Firstly, you must use the Cambridge Assessment Admissions Testing official materials. Their study information provides a comprehensive overview of the test format, content, and scoring system. The guide contains sample questions and explanations, which can help you understand the types of questions you can expect on the test. It also includes tips and strategies for each section of the exam. As part of this site, you should make use of the BMAT past papers – practising with past papers is an incredibly effective way to prepare for the BMAT. Past papers provide a realistic simulation of the test environment and help you identify your weaknesses. The BMAT website offers free past papers for each section of the exam. Make sure to take the past papers under timed conditions to simulate the test environment accurately – however, add extra past papers from our BlackStone Tutors site, as we have a greater number than can be found elsewhere. You might wish to consult BMAT preparation books although with the advent of online courses, books have become a little less relevant. This makes way for online courses, like that offered at BlackStone Tutors – where you are able to analyse your performance, choose categories of questions, and focus your preparation much more efficiently. You must of course also use correct science textbooks – covering GCSE and A Level Biology, Chemistry, Physics and Mathematics, in conjunction with the syllabus provided by Cambridge Assessment Admissions Testing.

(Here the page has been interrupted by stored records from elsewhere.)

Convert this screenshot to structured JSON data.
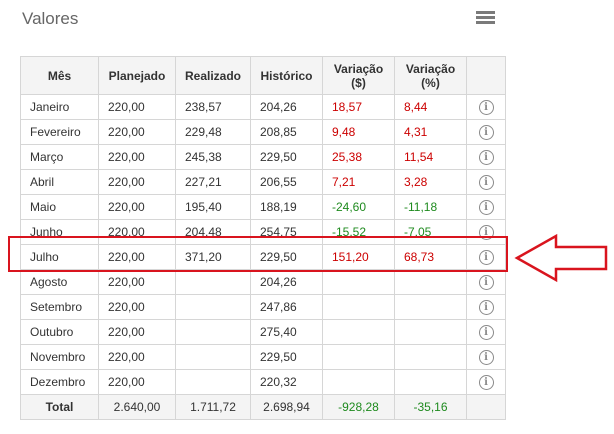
{
  "header": {
    "title": "Valores"
  },
  "table": {
    "columns": [
      "Mês",
      "Planejado",
      "Realizado",
      "Histórico",
      "Variação ($)",
      "Variação (%)",
      ""
    ],
    "rows": [
      {
        "mes": "Janeiro",
        "planejado": "220,00",
        "realizado": "238,57",
        "historico": "204,26",
        "var_abs": "18,57",
        "var_pct": "8,44",
        "tone": "red"
      },
      {
        "mes": "Fevereiro",
        "planejado": "220,00",
        "realizado": "229,48",
        "historico": "208,85",
        "var_abs": "9,48",
        "var_pct": "4,31",
        "tone": "red"
      },
      {
        "mes": "Março",
        "planejado": "220,00",
        "realizado": "245,38",
        "historico": "229,50",
        "var_abs": "25,38",
        "var_pct": "11,54",
        "tone": "red"
      },
      {
        "mes": "Abril",
        "planejado": "220,00",
        "realizado": "227,21",
        "historico": "206,55",
        "var_abs": "7,21",
        "var_pct": "3,28",
        "tone": "red"
      },
      {
        "mes": "Maio",
        "planejado": "220,00",
        "realizado": "195,40",
        "historico": "188,19",
        "var_abs": "-24,60",
        "var_pct": "-11,18",
        "tone": "green"
      },
      {
        "mes": "Junho",
        "planejado": "220,00",
        "realizado": "204,48",
        "historico": "254,75",
        "var_abs": "-15,52",
        "var_pct": "-7,05",
        "tone": "green"
      },
      {
        "mes": "Julho",
        "planejado": "220,00",
        "realizado": "371,20",
        "historico": "229,50",
        "var_abs": "151,20",
        "var_pct": "68,73",
        "tone": "red"
      },
      {
        "mes": "Agosto",
        "planejado": "220,00",
        "realizado": "",
        "historico": "204,26",
        "var_abs": "",
        "var_pct": "",
        "tone": ""
      },
      {
        "mes": "Setembro",
        "planejado": "220,00",
        "realizado": "",
        "historico": "247,86",
        "var_abs": "",
        "var_pct": "",
        "tone": ""
      },
      {
        "mes": "Outubro",
        "planejado": "220,00",
        "realizado": "",
        "historico": "275,40",
        "var_abs": "",
        "var_pct": "",
        "tone": ""
      },
      {
        "mes": "Novembro",
        "planejado": "220,00",
        "realizado": "",
        "historico": "229,50",
        "var_abs": "",
        "var_pct": "",
        "tone": ""
      },
      {
        "mes": "Dezembro",
        "planejado": "220,00",
        "realizado": "",
        "historico": "220,32",
        "var_abs": "",
        "var_pct": "",
        "tone": ""
      }
    ],
    "total": {
      "label": "Total",
      "planejado": "2.640,00",
      "realizado": "1.711,72",
      "historico": "2.698,94",
      "var_abs": "-928,28",
      "var_pct": "-35,16"
    },
    "highlighted_row": "Julho"
  },
  "icons": {
    "menu": "hamburger-menu-icon",
    "row_info": "info-circle-icon",
    "annotation_arrow": "left-arrow-icon"
  },
  "colors": {
    "positive_variance": "#cc0000",
    "negative_variance": "#1e8a1e",
    "highlight": "#d9141e"
  }
}
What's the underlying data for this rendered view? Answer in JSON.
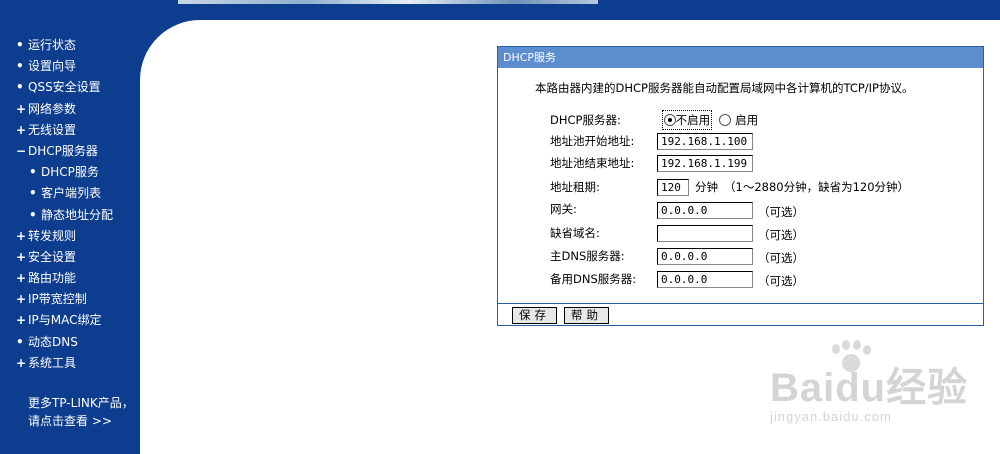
{
  "sidebar": {
    "items": [
      {
        "marker": "•",
        "label": "运行状态",
        "sub": false
      },
      {
        "marker": "•",
        "label": "设置向导",
        "sub": false
      },
      {
        "marker": "•",
        "label": "QSS安全设置",
        "sub": false
      },
      {
        "marker": "+",
        "label": "网络参数",
        "sub": false
      },
      {
        "marker": "+",
        "label": "无线设置",
        "sub": false
      },
      {
        "marker": "−",
        "label": "DHCP服务器",
        "sub": false
      },
      {
        "marker": "•",
        "label": "DHCP服务",
        "sub": true
      },
      {
        "marker": "•",
        "label": "客户端列表",
        "sub": true
      },
      {
        "marker": "•",
        "label": "静态地址分配",
        "sub": true
      },
      {
        "marker": "+",
        "label": "转发规则",
        "sub": false
      },
      {
        "marker": "+",
        "label": "安全设置",
        "sub": false
      },
      {
        "marker": "+",
        "label": "路由功能",
        "sub": false
      },
      {
        "marker": "+",
        "label": "IP带宽控制",
        "sub": false
      },
      {
        "marker": "+",
        "label": "IP与MAC绑定",
        "sub": false
      },
      {
        "marker": "•",
        "label": "动态DNS",
        "sub": false
      },
      {
        "marker": "+",
        "label": "系统工具",
        "sub": false
      }
    ],
    "more_line1": "更多TP-LINK产品，",
    "more_line2": "请点击查看 >>"
  },
  "panel": {
    "title": "DHCP服务",
    "description": "本路由器内建的DHCP服务器能自动配置局域网中各计算机的TCP/IP协议。",
    "dhcp_server_label": "DHCP服务器:",
    "option_disable": "不启用",
    "option_enable": "启用",
    "selected": "不启用",
    "start_label": "地址池开始地址:",
    "start_value": "192.168.1.100",
    "end_label": "地址池结束地址:",
    "end_value": "192.168.1.199",
    "lease_label": "地址租期:",
    "lease_value": "120",
    "lease_unit": "分钟",
    "lease_hint": "（1～2880分钟，缺省为120分钟）",
    "gateway_label": "网关:",
    "gateway_value": "0.0.0.0",
    "domain_label": "缺省域名:",
    "domain_value": "",
    "dns1_label": "主DNS服务器:",
    "dns1_value": "0.0.0.0",
    "dns2_label": "备用DNS服务器:",
    "dns2_value": "0.0.0.0",
    "optional": "（可选）",
    "save_button": "保存",
    "help_button": "帮助"
  },
  "watermark": {
    "brand": "Baidu经验",
    "url": "jingyan.baidu.com"
  }
}
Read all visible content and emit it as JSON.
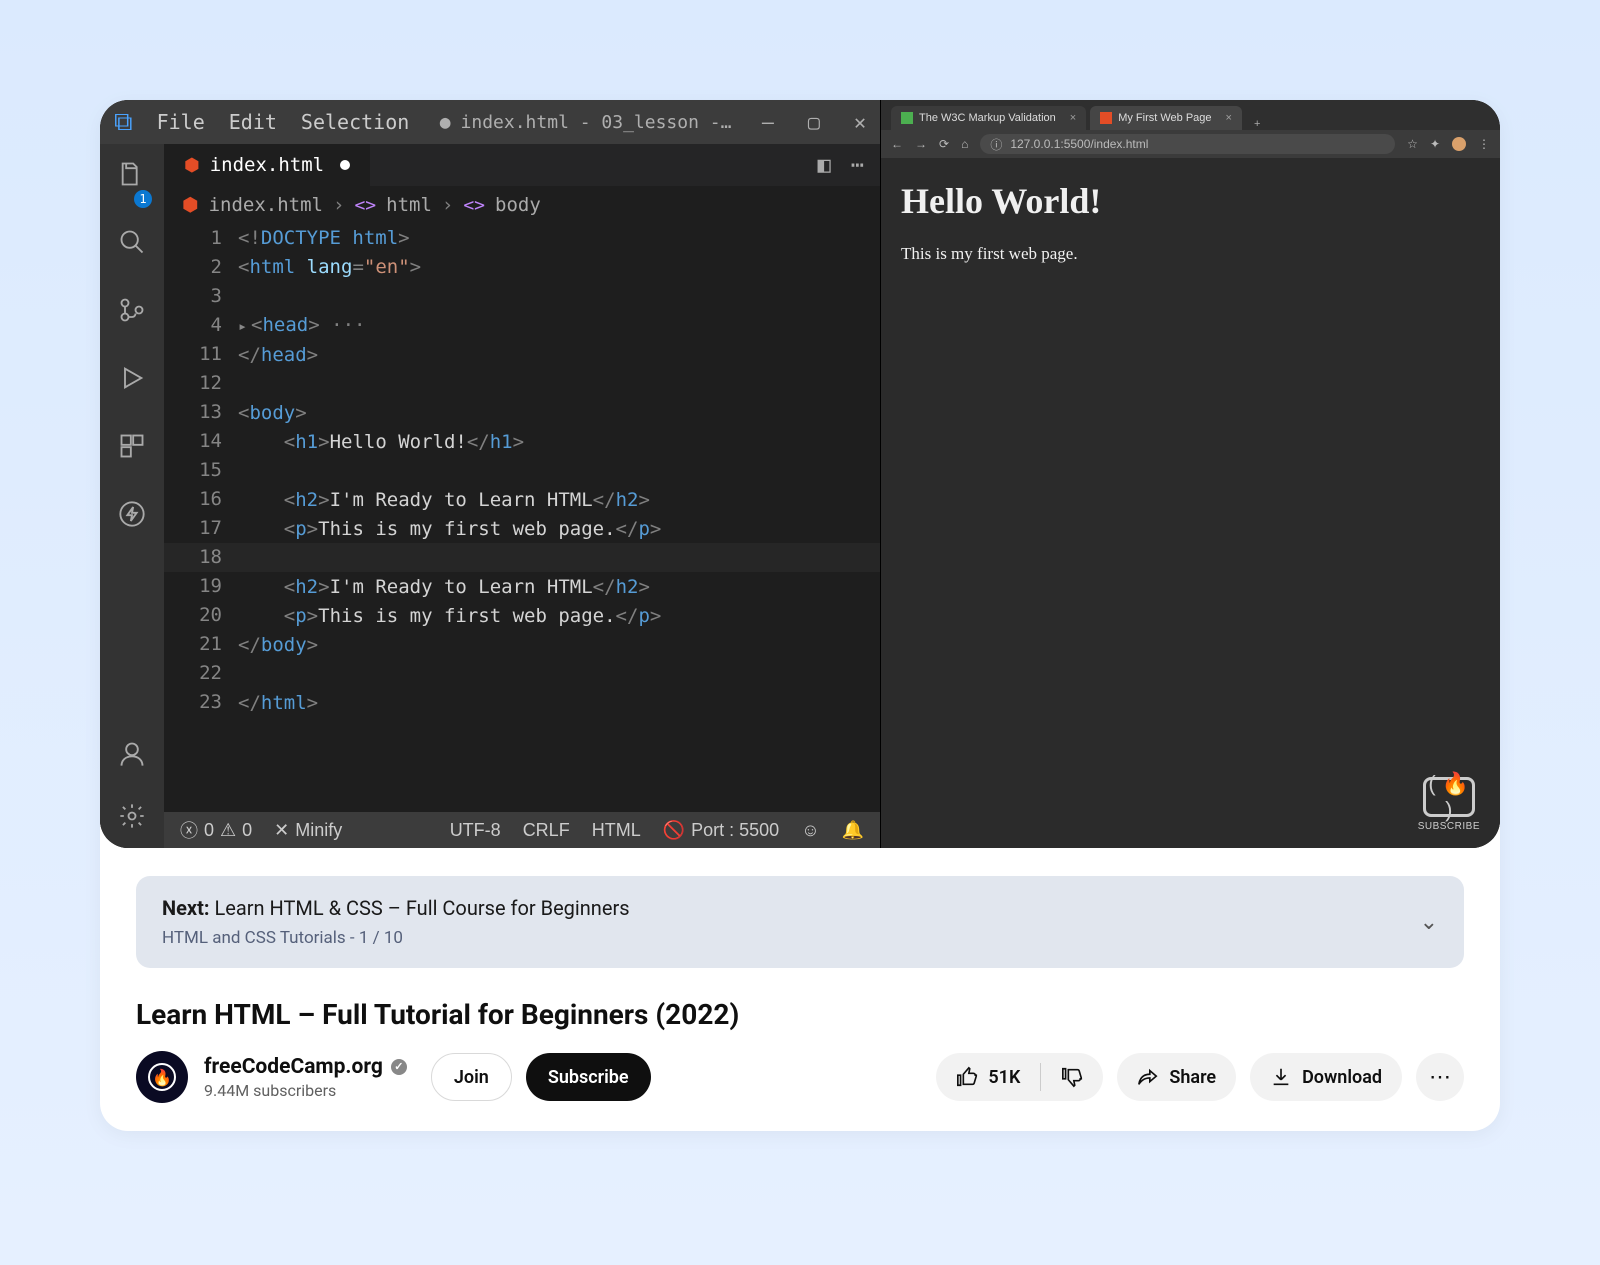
{
  "vscode": {
    "menu": [
      "File",
      "Edit",
      "Selection"
    ],
    "windowTitle": "index.html - 03_lesson -…",
    "tab": {
      "label": "index.html"
    },
    "breadcrumbs": [
      "index.html",
      "html",
      "body"
    ],
    "activityBadge": "1",
    "code": {
      "lines": [
        {
          "n": 1,
          "html": "<span class='c-punc'>&lt;!</span><span class='c-doctype'>DOCTYPE html</span><span class='c-punc'>&gt;</span>"
        },
        {
          "n": 2,
          "html": "<span class='c-punc'>&lt;</span><span class='c-tag'>html</span> <span class='c-attr'>lang</span><span class='c-punc'>=</span><span class='c-str'>\"en\"</span><span class='c-punc'>&gt;</span>"
        },
        {
          "n": 3,
          "html": ""
        },
        {
          "n": 4,
          "html": "<span class='fold'>▸</span><span class='c-punc'>&lt;</span><span class='c-tag'>head</span><span class='c-punc'>&gt;</span> <span class='c-punc'>···</span>"
        },
        {
          "n": 11,
          "html": "<span class='c-punc'>&lt;/</span><span class='c-tag'>head</span><span class='c-punc'>&gt;</span>"
        },
        {
          "n": 12,
          "html": ""
        },
        {
          "n": 13,
          "html": "<span class='c-punc'>&lt;</span><span class='c-tag'>body</span><span class='c-punc'>&gt;</span>"
        },
        {
          "n": 14,
          "html": "    <span class='c-punc'>&lt;</span><span class='c-tag'>h1</span><span class='c-punc'>&gt;</span>Hello World!<span class='c-punc'>&lt;/</span><span class='c-tag'>h1</span><span class='c-punc'>&gt;</span>"
        },
        {
          "n": 15,
          "html": ""
        },
        {
          "n": 16,
          "html": "    <span class='c-punc'>&lt;</span><span class='c-tag'>h2</span><span class='c-punc'>&gt;</span>I'm Ready to Learn HTML<span class='c-punc'>&lt;/</span><span class='c-tag'>h2</span><span class='c-punc'>&gt;</span>"
        },
        {
          "n": 17,
          "html": "    <span class='c-punc'>&lt;</span><span class='c-tag'>p</span><span class='c-punc'>&gt;</span>This is my first web page.<span class='c-punc'>&lt;/</span><span class='c-tag'>p</span><span class='c-punc'>&gt;</span>"
        },
        {
          "n": 18,
          "html": "",
          "hl": true
        },
        {
          "n": 19,
          "html": "    <span class='c-punc'>&lt;</span><span class='c-tag'>h2</span><span class='c-punc'>&gt;</span>I'm Ready to Learn HTML<span class='c-punc'>&lt;/</span><span class='c-tag'>h2</span><span class='c-punc'>&gt;</span>"
        },
        {
          "n": 20,
          "html": "    <span class='c-punc'>&lt;</span><span class='c-tag'>p</span><span class='c-punc'>&gt;</span>This is my first web page.<span class='c-punc'>&lt;/</span><span class='c-tag'>p</span><span class='c-punc'>&gt;</span>"
        },
        {
          "n": 21,
          "html": "<span class='c-punc'>&lt;/</span><span class='c-tag'>body</span><span class='c-punc'>&gt;</span>"
        },
        {
          "n": 22,
          "html": ""
        },
        {
          "n": 23,
          "html": "<span class='c-punc'>&lt;/</span><span class='c-tag'>html</span><span class='c-punc'>&gt;</span>"
        }
      ]
    },
    "status": {
      "errors": "0",
      "warnings": "0",
      "minify": "Minify",
      "encoding": "UTF-8",
      "eol": "CRLF",
      "lang": "HTML",
      "port": "Port : 5500"
    }
  },
  "browser": {
    "tabs": [
      {
        "title": "The W3C Markup Validation"
      },
      {
        "title": "My First Web Page",
        "active": true
      }
    ],
    "url": "127.0.0.1:5500/index.html",
    "page": {
      "h1": "Hello World!",
      "p": "This is my first web page."
    },
    "subscribe_overlay": "SUBSCRIBE"
  },
  "nextup": {
    "prefix": "Next:",
    "title": "Learn HTML & CSS – Full Course for Beginners",
    "playlist": "HTML and CSS Tutorials - 1 / 10"
  },
  "video_title": "Learn HTML – Full Tutorial for Beginners (2022)",
  "channel": {
    "name": "freeCodeCamp.org",
    "subs": "9.44M subscribers"
  },
  "buttons": {
    "join": "Join",
    "subscribe": "Subscribe",
    "likes": "51K",
    "share": "Share",
    "download": "Download"
  }
}
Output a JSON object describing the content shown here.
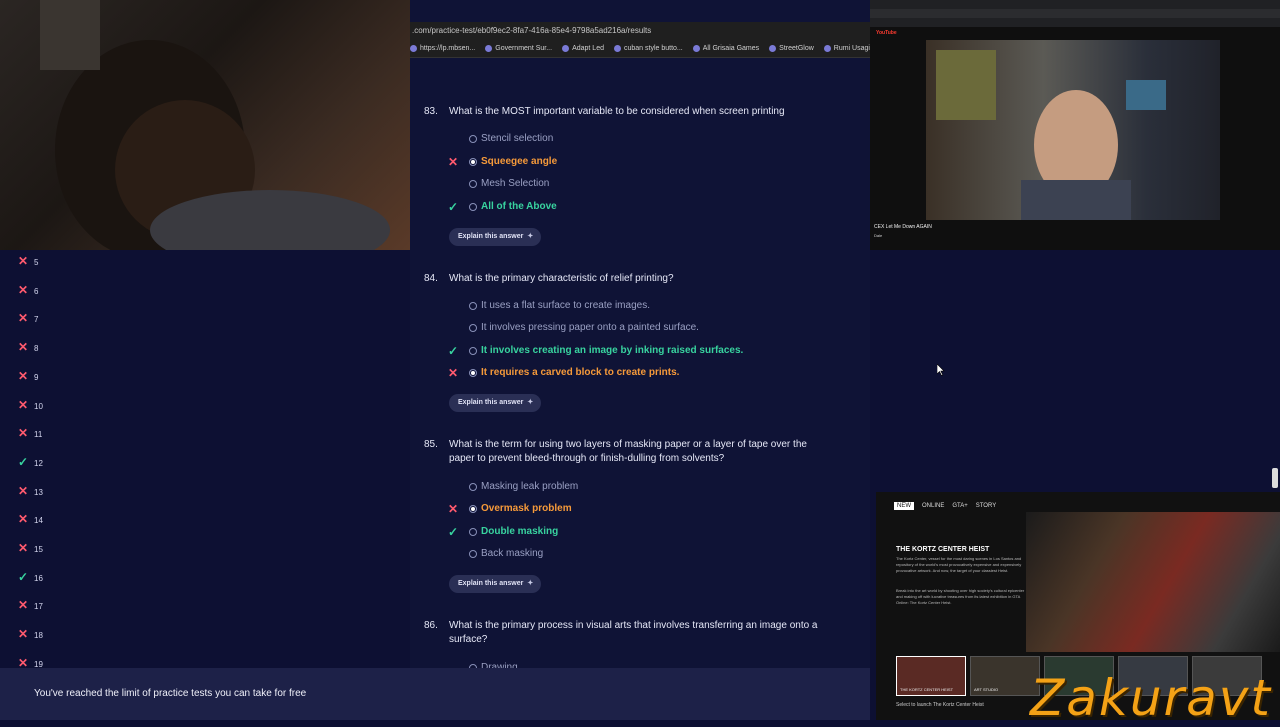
{
  "browser": {
    "url": ".com/practice-test/eb0f9ec2-8fa7-416a-85e4-9798a5ad216a/results",
    "bookmarks": [
      "https://lp.mbsen...",
      "Government Sur...",
      "Adapt Led",
      "cuban style butto...",
      "All Grisaia Games",
      "StreetGlow",
      "Rumi Usagiyama..."
    ]
  },
  "sidebar": {
    "items": [
      {
        "num": "5",
        "status": "wrong"
      },
      {
        "num": "6",
        "status": "wrong"
      },
      {
        "num": "7",
        "status": "wrong"
      },
      {
        "num": "8",
        "status": "wrong"
      },
      {
        "num": "9",
        "status": "wrong"
      },
      {
        "num": "10",
        "status": "wrong"
      },
      {
        "num": "11",
        "status": "wrong"
      },
      {
        "num": "12",
        "status": "correct"
      },
      {
        "num": "13",
        "status": "wrong"
      },
      {
        "num": "14",
        "status": "wrong"
      },
      {
        "num": "15",
        "status": "wrong"
      },
      {
        "num": "16",
        "status": "correct"
      },
      {
        "num": "17",
        "status": "wrong"
      },
      {
        "num": "18",
        "status": "wrong"
      },
      {
        "num": "19",
        "status": "wrong"
      }
    ]
  },
  "questions": [
    {
      "num": "83.",
      "text": "What is the MOST important variable to be considered when screen printing",
      "options": [
        {
          "label": "Stencil selection",
          "state": "none",
          "selected": false
        },
        {
          "label": "Squeegee angle",
          "state": "wrong",
          "selected": true
        },
        {
          "label": "Mesh Selection",
          "state": "none",
          "selected": false
        },
        {
          "label": "All of the Above",
          "state": "right",
          "selected": false
        }
      ],
      "explain": "Explain this answer"
    },
    {
      "num": "84.",
      "text": "What is the primary characteristic of relief printing?",
      "options": [
        {
          "label": "It uses a flat surface to create images.",
          "state": "none",
          "selected": false
        },
        {
          "label": "It involves pressing paper onto a painted surface.",
          "state": "none",
          "selected": false
        },
        {
          "label": "It involves creating an image by inking raised surfaces.",
          "state": "right",
          "selected": false
        },
        {
          "label": "It requires a carved block to create prints.",
          "state": "wrong",
          "selected": true
        }
      ],
      "explain": "Explain this answer"
    },
    {
      "num": "85.",
      "text": "What is the term for using two layers of masking paper or a layer of tape over the paper to prevent bleed-through or finish-dulling from solvents?",
      "options": [
        {
          "label": "Masking leak problem",
          "state": "none",
          "selected": false
        },
        {
          "label": "Overmask problem",
          "state": "wrong",
          "selected": true
        },
        {
          "label": "Double masking",
          "state": "right",
          "selected": false
        },
        {
          "label": "Back masking",
          "state": "none",
          "selected": false
        }
      ],
      "explain": "Explain this answer"
    },
    {
      "num": "86.",
      "text": "What is the primary process in visual arts that involves transferring an image onto a surface?",
      "options": [
        {
          "label": "Drawing",
          "state": "none",
          "selected": false
        }
      ]
    }
  ],
  "banner": "You've reached the limit of practice tests you can take for free",
  "youtube": {
    "logo": "YouTube",
    "title": "CEX Let Me Down AGAIN",
    "channel": "Dale"
  },
  "gta": {
    "nav": [
      "NEW",
      "ONLINE",
      "GTA+",
      "STORY"
    ],
    "title": "THE KORTZ CENTER HEIST",
    "desc": "The Kortz Center, vessel for the most daring scenes in Los Santos and repository of the world's most provocatively expensive and expensively provocative artwork. And now, the target of your classiest Heist.",
    "desc2": "Break into the art world by shooting over high society's cultural epicenter and making off with lucrative treasures from its latest exhibition in GTA Online: The Kortz Center Heist.",
    "thumbs": [
      "THE KORTZ CENTER HEIST",
      "ART STUDIO",
      "",
      "",
      ""
    ],
    "select": "Select to launch The Kortz Center Heist"
  },
  "watermark": "Zakuravt",
  "colors": {
    "wrong": "#f69a3a",
    "right": "#38d39f",
    "x": "#ff5a6e",
    "bg": "#0f1336"
  }
}
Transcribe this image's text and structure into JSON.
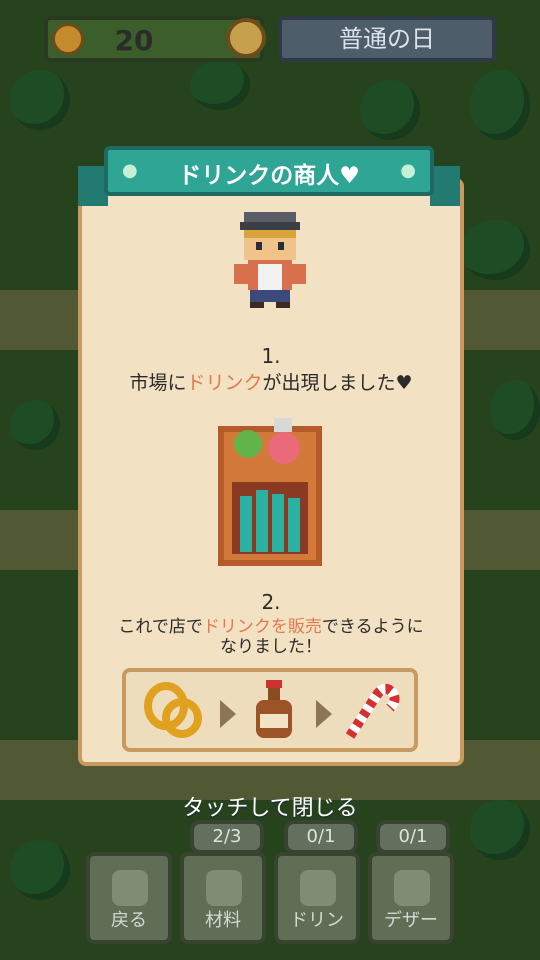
{
  "hud": {
    "coins": "20",
    "day_label": "普通の日"
  },
  "popup": {
    "title": "ドリンクの商人♥",
    "step1_number": "1.",
    "step1_pre": "市場に",
    "step1_highlight": "ドリンク",
    "step1_post": "が出現しました♥",
    "step2_number": "2.",
    "step2_line1_pre": "これで店で",
    "step2_line1_highlight": "ドリンクを販売",
    "step2_line1_post": "できるように",
    "step2_line2": "なりました！",
    "close_hint": "タッチして閉じる",
    "flow_icons": [
      "pretzel-icon",
      "drink-bottle-icon",
      "candy-cane-icon"
    ]
  },
  "tabs": [
    {
      "label": "戻る",
      "count": ""
    },
    {
      "label": "材料",
      "count": "2/3"
    },
    {
      "label": "ドリン",
      "count": "0/1"
    },
    {
      "label": "デザー",
      "count": "0/1"
    }
  ],
  "colors": {
    "banner": "#2fa596",
    "panel": "#f2e1c2",
    "highlight": "#e17a52"
  }
}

Lastly, you might wish to make use of a range of logical puzzles and critical thinking resources. As well as BMAT practice material, you can also use TSA practice papers, which feature much of the same content, or even IMAT practice papers.
Expert advice for acing the BMAT Exam
Much of the advice that you should be aware of has already been covered above. However, it’s vital to consider each of the following points:
– First, you can never practise too much. Practising past papers is an essential part of BMAT preparation. It will give you an idea of the types of questions you can expect and help you identify your areas of weakness. You should aim to practise as many past papers as possible, and ensure that you practise under timed conditions to simulate the exam environment accurately. Also as mentioned, you must equally develop strong time management skills – you will have only 60 minutes to answer 35 questions in Section 1 and only 30 minutes to answer 27 questions in Section 2.
– Remember to develop a study plan at the outset. A study plan will help you organise your preparation and ensure that you cover all the topics tested in the exam. You should allocate sufficient time to each section of the exam, based on your strengths and weaknesses – and be honest with yourself about your weaknesses.
– Remember to cover all scientific aspects of the test – no matter how confident you feel on Chemistry, for example, you must still work through the syllabus to ensure that you have no blindspots or areas of weakness.
– Whilst the essay writing component will rely heavily on your ability to write, it also relies on your knowledge of current affairs, on your ability to craft arguments – the latter of which is heavily reliant on understanding how others have crafted arguments themselves. Therefore, try to stay up to date with current affairs and opinion pieces – that means making use of reputable newspapers and magazines, as well as websites. In particular, sites like the BBC, the Guardian, the Times, the Telegraph and other broadsheet papers are a great source of news, opinion, and reasoned argument that you can use to inform your own writing.